Guest Commentary: The Future of Logistics Networks

Logistics networks have been around for 30 years in many forms, from cargo community systems to mode-specific and general value-added networks (VAN). In the beginning, these networks were built on highly proprietary technology that required complex integration. Their use was limited to the largest and most technologically sophisticated companies. The Internet weaned companies away from the use of proprietary networking technology, and portals made the networks more accessible to the “low tech” organizations, albeit in a limited way. Yet, traditional logistics networks have not reached much of their potential community or value. Limitations such as being a registered party, “wired” only networks and “Valueless VANs” have kept much of the logistics community from fully leveraging the network effect. The following are three technological advances that will dramatically change the value and future of logistics networks (see Figure 1).

Figure 1: Logistics Network Evolution (Source: Descartes Systems Group)

Breaking the “Registered” Paradigm:  Logistics networks work on the simple premise that all parties on the network are predefined entities. This works fine in a static world, but logistics operations are more dynamic in nature. Partners and increasingly people enter and exit the logistics process. For example, if shipped goods are damaged and a picture of the damage is needed to file a claim, how could an existing network help facilitate the process to capture the picture and connect it to the associated shipment and purchase order documents? The same challenge applies to connecting and collaborating with the three truck “no tech” operations that are casually used to move the freight. New, smart and secure messaging technologies are being developed to allow transient logistics parties to connect and collaborate through the logistics network. With nothing more than an email address or phone number, transient parties will be able to interact as part of the network. For many logistics organizations, this new messaging technology will remove the “flying blind” problem they face when they use carriers, other logistics services providers or even individuals with whom they have only a casual business relationship or no technological capability.

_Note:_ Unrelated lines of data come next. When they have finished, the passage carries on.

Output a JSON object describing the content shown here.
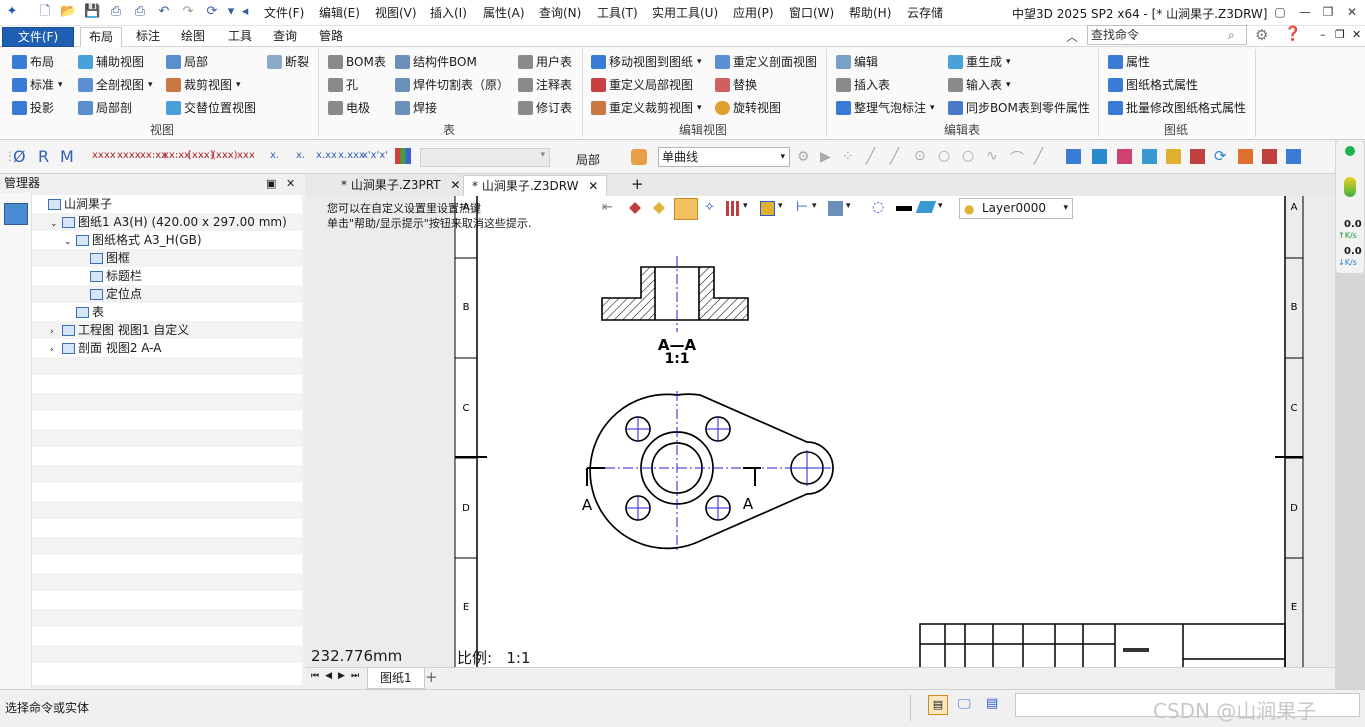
{
  "app": {
    "title": "中望3D 2025 SP2 x64 - [* 山涧果子.Z3DRW]"
  },
  "menu": [
    "文件(F)",
    "编辑(E)",
    "视图(V)",
    "插入(I)",
    "属性(A)",
    "查询(N)",
    "工具(T)",
    "实用工具(U)",
    "应用(P)",
    "窗口(W)",
    "帮助(H)",
    "云存储"
  ],
  "ribbon_tabs": [
    "文件(F)",
    "布局",
    "标注",
    "绘图",
    "工具",
    "查询",
    "管路"
  ],
  "search": {
    "placeholder": "查找命令"
  },
  "ribbon": {
    "view": {
      "label": "视图",
      "items": [
        "布局",
        "辅助视图",
        "局部",
        "断裂",
        "标准",
        "全剖视图",
        "裁剪视图",
        "投影",
        "局部剖",
        "交替位置视图"
      ]
    },
    "table": {
      "label": "表",
      "items": [
        "BOM表",
        "结构件BOM",
        "用户表",
        "孔",
        "焊件切割表（原）",
        "注释表",
        "电极",
        "焊接",
        "修订表"
      ]
    },
    "editview": {
      "label": "编辑视图",
      "items": [
        "移动视图到图纸",
        "重定义剖面视图",
        "重定义局部视图",
        "替换",
        "重定义裁剪视图",
        "旋转视图"
      ]
    },
    "edittable": {
      "label": "编辑表",
      "items": [
        "编辑",
        "重生成",
        "插入表",
        "输入表",
        "整理气泡标注",
        "同步BOM表到零件属性"
      ]
    },
    "sheet": {
      "label": "图纸",
      "items": [
        "属性",
        "图纸格式属性",
        "批量修改图纸格式属性"
      ]
    }
  },
  "toolbar2": {
    "letters": [
      "Ø",
      "R",
      "M"
    ],
    "combo_label": "局部",
    "curve_type": "单曲线"
  },
  "manager": {
    "title": "管理器",
    "tree": [
      {
        "label": "山涧果子",
        "indent": 0
      },
      {
        "label": "图纸1 A3(H) (420.00 x 297.00 mm)",
        "indent": 1
      },
      {
        "label": "图纸格式 A3_H(GB)",
        "indent": 2
      },
      {
        "label": "图框",
        "indent": 3
      },
      {
        "label": "标题栏",
        "indent": 3
      },
      {
        "label": "定位点",
        "indent": 3
      },
      {
        "label": "表",
        "indent": 2
      },
      {
        "label": "工程图 视图1 自定义",
        "indent": 1
      },
      {
        "label": "剖面 视图2 A-A",
        "indent": 1
      }
    ]
  },
  "doc_tabs": [
    "* 山涧果子.Z3PRT",
    "* 山涧果子.Z3DRW"
  ],
  "canvas": {
    "tip1": "您可以在自定义设置里设置热键",
    "tip2": "单击\"帮助/显示提示\"按钮来取消这些提示.",
    "layer": "Layer0000",
    "readout": "232.776mm",
    "scale_label": "比例:",
    "scale_value": "1:1",
    "section_label": "A—A",
    "section_scale": "1:1",
    "cut_left": "A",
    "cut_right": "A",
    "zone_labels": [
      "A",
      "B",
      "C",
      "D",
      "E"
    ]
  },
  "sheet_tabs": [
    "图纸1"
  ],
  "netpanel": {
    "up": "0.0",
    "up_unit": "K/s",
    "down": "0.0",
    "down_unit": "K/s"
  },
  "status": {
    "text": "选择命令或实体",
    "watermark": "CSDN @山涧果子"
  },
  "colors": {
    "accent": "#1e5fb4",
    "centerline": "#2020d0",
    "drawing": "#000000"
  }
}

Merging of the Wired and Wireless Networks:  Traditional logistics networks have also been limited to “wired” connectivity. Even the Internet has drawbacks for logistics organizations – the “wired” Internet that is. Since an increasingly larger percentage of logistics workforces are in the field, tethered solutions, web-enabled or not, fail to enable the increasing majority of logistics workers. Waiting to get to a truck stop, depot or home to get to the web browser does nothing to more dynamically and better manage the mobile workforce. But, what if the network could converse with mobile devices of all kinds, from handheld applications to machine-to-machine? The network could then truly be the conduit for real-time information that could be used by multiple parties to more effectively manage the flow of goods and reduce cash-to-cash cycles. New carrier- and device-agnostic gateway technology is being developed to connect the wireless and wired worlds. With these networking advances, a broader range of logistics organizations can now participate, resulting in a larger connected and collaborating logistics community.

Greater Value Through Network-Based Applications: What was the original value driver for VANs – message movement and transformation – has become the “price of entry” and a market commodity. Yet, logistics networks are a perfect place to offer true value-added applications. Since logistics operations are mostly inter-enterprise processes, networks are great aggregators and disaggregators of information for network-based logistics applications. Because of the preexisting connections and critical mass of the community, logistics networks accelerate the time to value for network-based applications versus standalone applications. In addition, new multi-party business processes can be defined as the participants can collaborate more readily. The difference between network-based and standalone SaaS applications is the pre-integration into the logistics network, including the ability to process and publish the information moving through the network. Because the logistics network has the flexibility to move and transform messages and documents across organizations, network-based applications also provide greater flexibility than standalone SaaS or cloud applications to allow the quick assembly of the multi-party business processes most appropriate for the logistics operation.

Speed and agility have become the cornerstones of today’s logistics competitiveness. The fundamental changes in logistics network technology that are underway will increase “network effect,” accelerating time to value and flexibility of logistics operations. Going forward, logistics organizations need to view their logistics network as the enabler of new and differentiated business processes and extending their command of operations to all of the parties – static, transient and mobile — that are critical to their success.

Chris Jones is the Executive Vice President for Marketing and Services at Descartes. He has over 20 years of experience in the supply chain market, holding variety of senior management positions including: Senior Vice President at The Aberdeen Group’s Value Chain Research division, Executive Vice President of Marketing and Corporate Development for SynQuest and Vice President and Research Director for Enterprise Resource Planning Solutions at The Gartner Group.